Data provided:

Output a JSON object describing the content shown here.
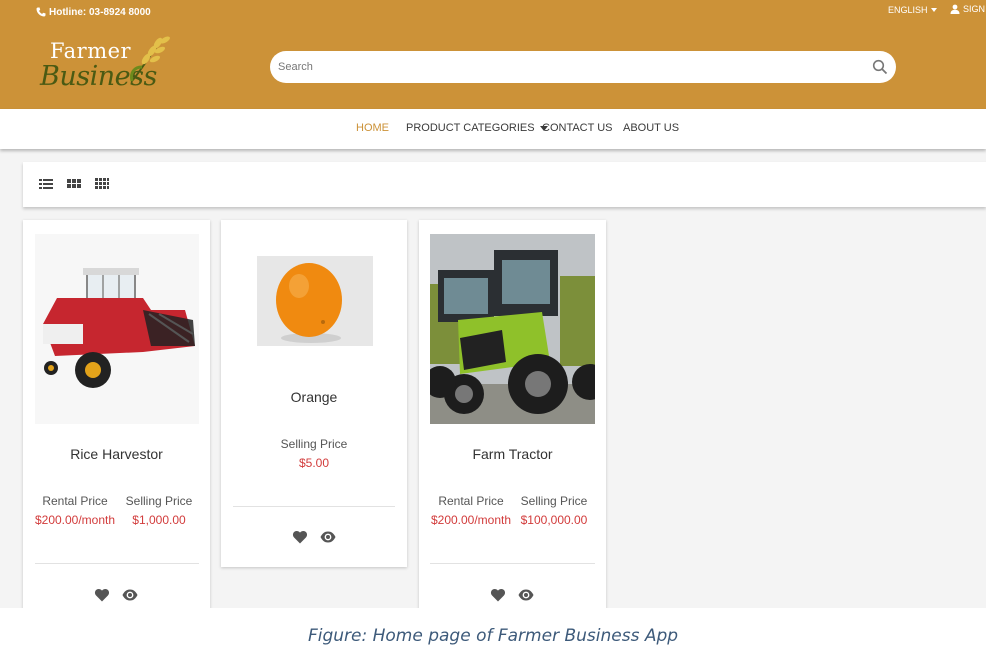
{
  "header": {
    "hotline": "Hotline: 03-8924 8000",
    "language": "ENGLISH",
    "sign": "SIGN",
    "logo_top": "Farmer",
    "logo_bottom": "Business",
    "search_placeholder": "Search"
  },
  "nav": {
    "home": "HOME",
    "product_categories": "PRODUCT CATEGORIES",
    "contact_us": "CONTACT US",
    "about_us": "ABOUT US"
  },
  "products": [
    {
      "name": "Rice Harvestor",
      "rental_label": "Rental Price",
      "rental_price": "$200.00/month",
      "selling_label": "Selling Price",
      "selling_price": "$1,000.00"
    },
    {
      "name": "Orange",
      "selling_label": "Selling Price",
      "selling_price": "$5.00"
    },
    {
      "name": "Farm Tractor",
      "rental_label": "Rental Price",
      "rental_price": "$200.00/month",
      "selling_label": "Selling Price",
      "selling_price": "$100,000.00"
    }
  ],
  "caption": "Figure: Home page of Farmer Business App",
  "colors": {
    "header": "#cc9238",
    "active_nav": "#cc9238",
    "price": "#d23b3b",
    "logo_green": "#4a5a13"
  }
}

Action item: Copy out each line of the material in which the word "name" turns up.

Exercise solution:
      "name": "Rice Harvestor",
      "name": "Orange",
      "name": "Farm Tractor",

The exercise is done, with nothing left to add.